Ted Baker has come to the end of a “dream run” of results with a respectable set of interim results for the 28 weeks ending 11 August in which the pressures of the challenging market conditions were evident.
During the period the global fashion and lifestyle brand achieved a 3.5% increase in group revenue to £306m but pre-tax profit was down 3.2% at £24.5m. Retail sales including e-commerce were up 1.1% to £220.1m.
Regionally the UK and EU were up 1% at £147.1m, the US was up 1.8% at £61.8m, while the rest of world sales were down 1.8% to £11.2m.
By channel the breakdown showed while e-commerce sales up 24.1% at £53m, wholesale sales up 10.1% at £85.9m, while licensing income was up 11.7% to £10.9m.

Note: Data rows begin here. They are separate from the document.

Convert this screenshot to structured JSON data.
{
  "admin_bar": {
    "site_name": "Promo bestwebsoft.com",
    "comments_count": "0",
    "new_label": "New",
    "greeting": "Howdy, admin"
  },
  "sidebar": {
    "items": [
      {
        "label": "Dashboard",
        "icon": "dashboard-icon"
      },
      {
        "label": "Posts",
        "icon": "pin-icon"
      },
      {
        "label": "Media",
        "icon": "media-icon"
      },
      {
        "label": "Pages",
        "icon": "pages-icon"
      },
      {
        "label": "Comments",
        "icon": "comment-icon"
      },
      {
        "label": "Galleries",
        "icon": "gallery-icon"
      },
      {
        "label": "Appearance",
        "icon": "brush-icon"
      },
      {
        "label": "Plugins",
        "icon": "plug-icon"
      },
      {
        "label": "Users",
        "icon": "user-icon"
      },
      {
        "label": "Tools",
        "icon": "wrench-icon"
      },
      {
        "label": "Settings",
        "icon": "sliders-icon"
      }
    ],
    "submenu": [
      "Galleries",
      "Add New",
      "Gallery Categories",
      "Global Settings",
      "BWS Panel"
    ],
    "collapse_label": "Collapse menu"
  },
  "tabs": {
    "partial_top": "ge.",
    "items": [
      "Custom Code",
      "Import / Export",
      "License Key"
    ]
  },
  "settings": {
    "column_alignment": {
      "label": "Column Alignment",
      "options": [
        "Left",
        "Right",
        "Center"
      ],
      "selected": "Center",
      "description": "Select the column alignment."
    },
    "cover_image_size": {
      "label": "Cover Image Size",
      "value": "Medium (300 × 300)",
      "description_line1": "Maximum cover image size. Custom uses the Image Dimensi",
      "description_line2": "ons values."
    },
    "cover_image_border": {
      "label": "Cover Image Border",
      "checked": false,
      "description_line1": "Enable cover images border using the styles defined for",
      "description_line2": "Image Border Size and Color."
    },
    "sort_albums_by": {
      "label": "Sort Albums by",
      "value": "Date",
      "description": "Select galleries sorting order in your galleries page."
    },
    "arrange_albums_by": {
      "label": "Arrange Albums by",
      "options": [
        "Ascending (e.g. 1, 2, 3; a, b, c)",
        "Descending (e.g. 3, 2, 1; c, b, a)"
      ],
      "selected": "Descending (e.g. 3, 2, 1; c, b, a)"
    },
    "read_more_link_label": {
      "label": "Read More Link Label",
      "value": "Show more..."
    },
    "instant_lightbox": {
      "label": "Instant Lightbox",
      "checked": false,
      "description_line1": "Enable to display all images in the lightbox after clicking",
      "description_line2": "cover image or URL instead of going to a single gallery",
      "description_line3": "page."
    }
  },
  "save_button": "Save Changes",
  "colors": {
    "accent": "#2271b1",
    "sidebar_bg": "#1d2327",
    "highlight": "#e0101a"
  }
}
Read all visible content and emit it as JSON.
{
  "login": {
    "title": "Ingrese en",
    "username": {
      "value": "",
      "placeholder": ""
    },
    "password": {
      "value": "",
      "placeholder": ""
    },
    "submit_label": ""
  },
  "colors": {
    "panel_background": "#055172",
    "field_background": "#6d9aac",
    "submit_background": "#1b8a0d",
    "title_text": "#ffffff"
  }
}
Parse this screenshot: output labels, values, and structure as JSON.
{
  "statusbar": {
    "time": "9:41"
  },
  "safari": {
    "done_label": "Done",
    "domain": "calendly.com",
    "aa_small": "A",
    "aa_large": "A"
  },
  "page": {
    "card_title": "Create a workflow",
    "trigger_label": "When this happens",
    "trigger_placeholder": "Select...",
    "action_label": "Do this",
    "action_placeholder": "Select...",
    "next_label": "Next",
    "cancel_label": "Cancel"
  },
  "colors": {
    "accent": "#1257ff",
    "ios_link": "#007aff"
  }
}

Chief executive Ray Kelvin said Ted Baker had “continued to develop and expand as a global lifestyle brand across its markets and distribution channels despite challenging external trading conditions. This continued growth is testament to the strength of the Ted Baker brand, the design and quality of our collections as well as the dedication and talent of our teams.”
However he added that he expected the second half to remain challenging but Ted Baker was well positioned to continue its long-term development. “Our flexible business model ensures that our customer has multiple channels to engage with Ted Baker and our global e-commerce business continues to expand, supported by our digital marketing strategy and unique stores that showcase the brand,” Kelvin said.
Senior market analyst at www.cityindex.co.uk Fiona Cincotta said the results marked the end of a “dream run” for the brand, which had been posting consistently strong results in recent years.
“Ted Baker’s dream run has hit the wall. Revenue growth has slowed considerably compared to last year and retail margins have fallen by a full 1.4 percentage points in the first half,” Cincotta said.
“Some weakness was to be expected after severe winter storms and a particularly hot summer kept shoppers sidelined. But it’s disappointing to see sales per square foot falling at stores abroad, which were supposed to be offering a buffer to tougher trading conditions at home,” she added.
However she said the business was weathering the tough trading conditions better than many of its peers and “its dividend is growing solidly. But more weak results like these will make it harder to dismiss that creeping sensation that this market darling could be losing some of its mojo.”